“The Rick Hansen Institute is committed to identifying and supporting innovative research with commercial potential to benefit people with spinal cord injuries, said Bill Barrable, CEO of the Rick Hansen Institute. “Pressure injuries (ulcers) are a debilitating and life-threatening complication; as many as 95% of adults with spinal cord injury will experience at least one in their life time. By partnering with the Coulter Translational Program, we are expanding our regional and national efforts, internationally. We are excited to support Drs. Sonenblum and Sprigle to accelerate commercialization of their WiSAT technology for wheelchairs. This technology is demonstrating real potential to help prevent this serious complication.”
“The Coulter Translational Program is pleased to grow our commitment to the translation of patient-impacting technologies toward the marketplace through this collaboration with The Rick Hansen Institute,” said Shawna Khouri, managing director of the Coulter Translational Fund. “Their philanthropic translational funding coupled with the Coulter Program’s commercialization expertise provides a critical combination of resources to create viable business opportunities for historically underserved clinical populations, like spinal cord injury and its secondary complications. This partnership with RHI has been invaluable as we work together to progress the WiSAT technology into the commercial sphere.”
The Rick Hansen Institute is a Canadian-based not-for-profit organization that drives innovation in spinal cord injury research and care. Their generous funding for this project, in part with the Canadian Government through Western Economic Diversification Canada, helps support their goal to improve the lives of people living with spinal cord injuries around the world.
The Coulter Translational Program is a partnership with the Wallace H. Coulter Department of Biomedical Engineering at Georgia Tech and Emory University to fund and support the translation of technologies that address an unmet clinical need and will lead to a commercial product. The primary goal of the program is to improve patient care through collaborations between clinicians and engineers to commercialize biomedical technologies.
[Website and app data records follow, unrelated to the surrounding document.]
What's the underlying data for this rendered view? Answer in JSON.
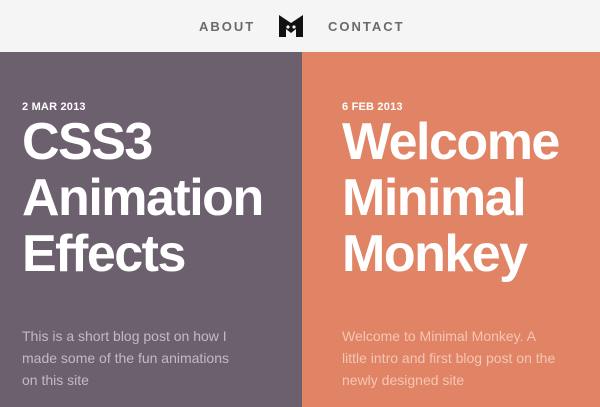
{
  "nav": {
    "about_label": "ABOUT",
    "contact_label": "CONTACT",
    "logo_icon": "monkey-logo-icon"
  },
  "colors": {
    "nav_bg": "#f5f5f5",
    "nav_text": "#6b6b6b",
    "card_left_bg": "#6c606f",
    "card_right_bg": "#e08465"
  },
  "posts": [
    {
      "date": "2 MAR 2013",
      "title_lines": [
        "CSS3",
        "Animation",
        "Effects"
      ],
      "excerpt_lines": [
        "This is a short blog post on how I",
        "made some of the fun animations",
        "on this site"
      ]
    },
    {
      "date": "6 FEB 2013",
      "title_lines": [
        "Welcome",
        "Minimal",
        "Monkey"
      ],
      "excerpt_lines": [
        "Welcome to Minimal Monkey. A",
        "little intro and first blog post on the",
        "newly designed site"
      ]
    }
  ]
}
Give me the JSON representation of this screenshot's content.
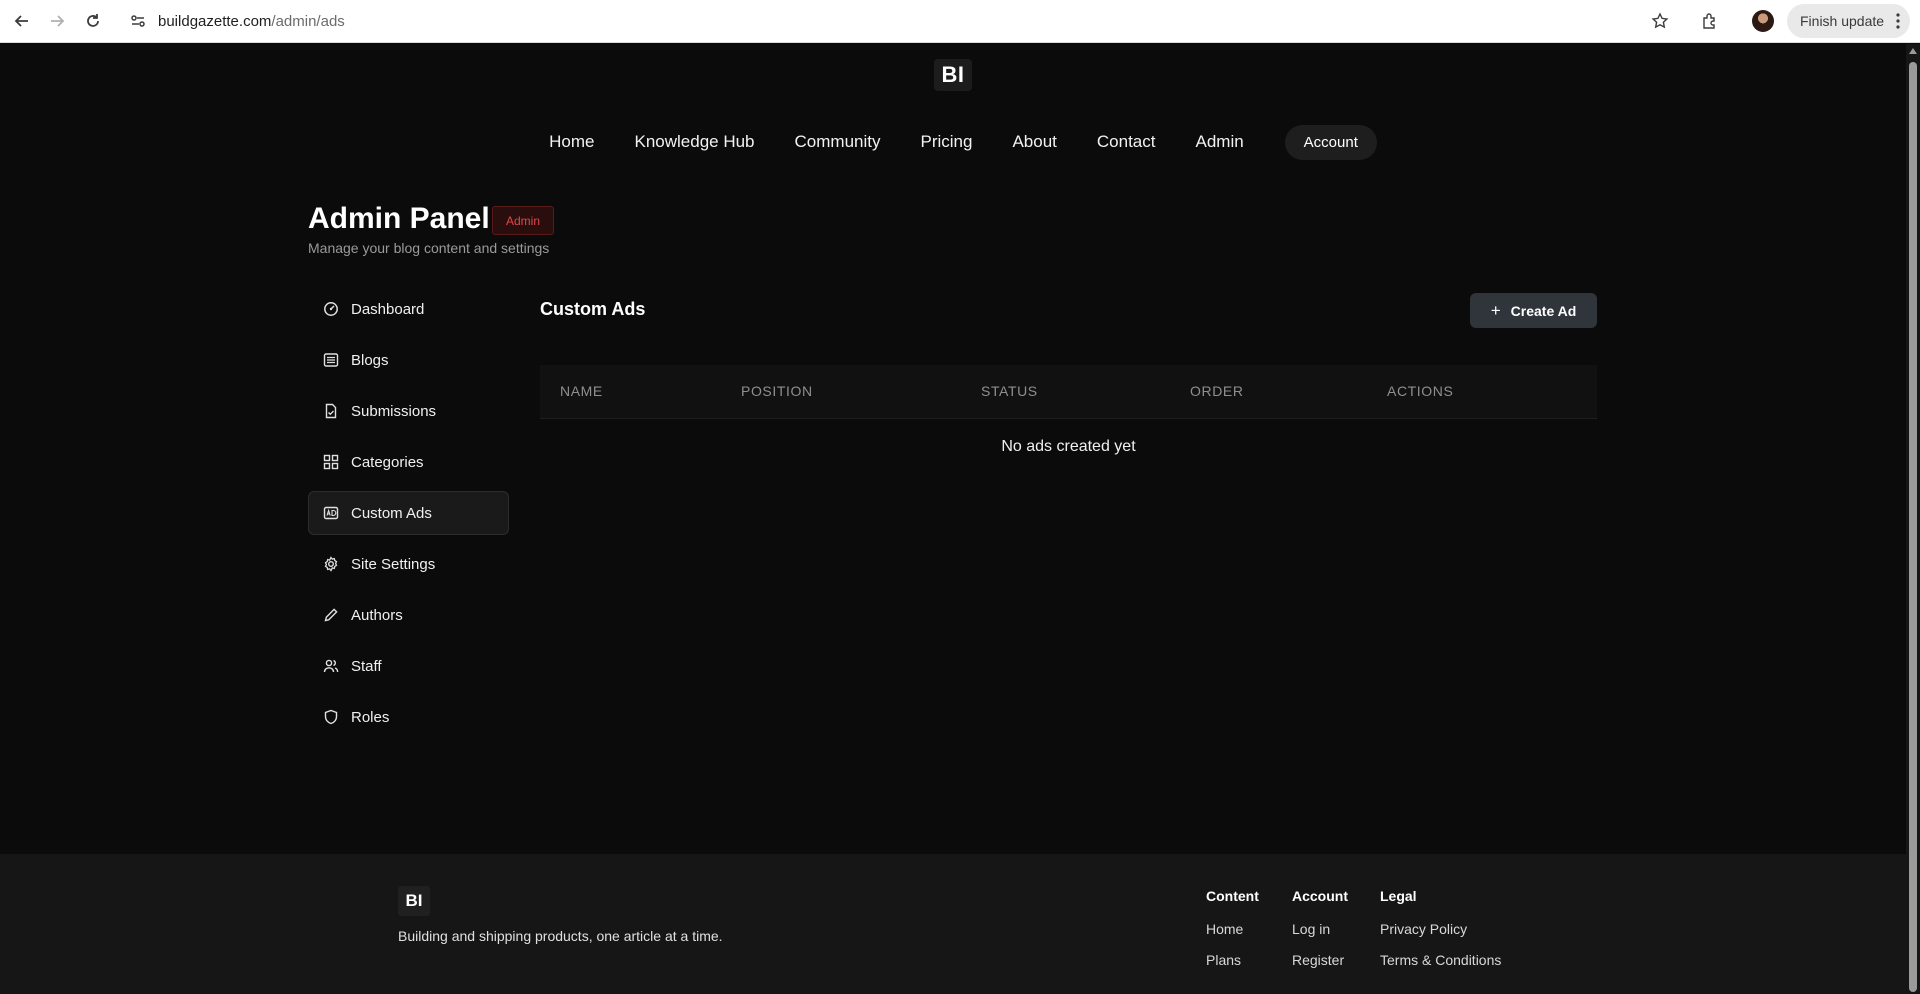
{
  "browser": {
    "url_host": "buildgazette.com",
    "url_path": "/admin/ads",
    "update_label": "Finish update"
  },
  "site": {
    "logo_text": "BI",
    "nav": [
      "Home",
      "Knowledge Hub",
      "Community",
      "Pricing",
      "About",
      "Contact",
      "Admin"
    ],
    "account_label": "Account"
  },
  "admin": {
    "title": "Admin Panel",
    "badge": "Admin",
    "subtitle": "Manage your blog content and settings"
  },
  "sidebar": {
    "items": [
      {
        "label": "Dashboard",
        "icon": "dashboard-icon",
        "active": false
      },
      {
        "label": "Blogs",
        "icon": "list-icon",
        "active": false
      },
      {
        "label": "Submissions",
        "icon": "document-check-icon",
        "active": false
      },
      {
        "label": "Categories",
        "icon": "grid-icon",
        "active": false
      },
      {
        "label": "Custom Ads",
        "icon": "ad-icon",
        "active": true
      },
      {
        "label": "Site Settings",
        "icon": "gear-icon",
        "active": false
      },
      {
        "label": "Authors",
        "icon": "pencil-icon",
        "active": false
      },
      {
        "label": "Staff",
        "icon": "users-icon",
        "active": false
      },
      {
        "label": "Roles",
        "icon": "shield-icon",
        "active": false
      }
    ]
  },
  "main": {
    "section_title": "Custom Ads",
    "create_label": "Create Ad",
    "columns": [
      "NAME",
      "POSITION",
      "STATUS",
      "ORDER",
      "ACTIONS"
    ],
    "empty_message": "No ads created yet"
  },
  "footer": {
    "logo_text": "BI",
    "tagline": "Building and shipping products, one article at a time.",
    "columns": [
      {
        "heading": "Content",
        "links": [
          "Home",
          "Plans"
        ]
      },
      {
        "heading": "Account",
        "links": [
          "Log in",
          "Register"
        ]
      },
      {
        "heading": "Legal",
        "links": [
          "Privacy Policy",
          "Terms & Conditions"
        ]
      }
    ]
  },
  "colors": {
    "background": "#0b0b0b",
    "badge_text": "#e04848",
    "button_bg": "#2f353b"
  }
}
To learn more about the Coulter Translational Program and its funding and partnership opportunities, visit www.coulter.gatech.edu.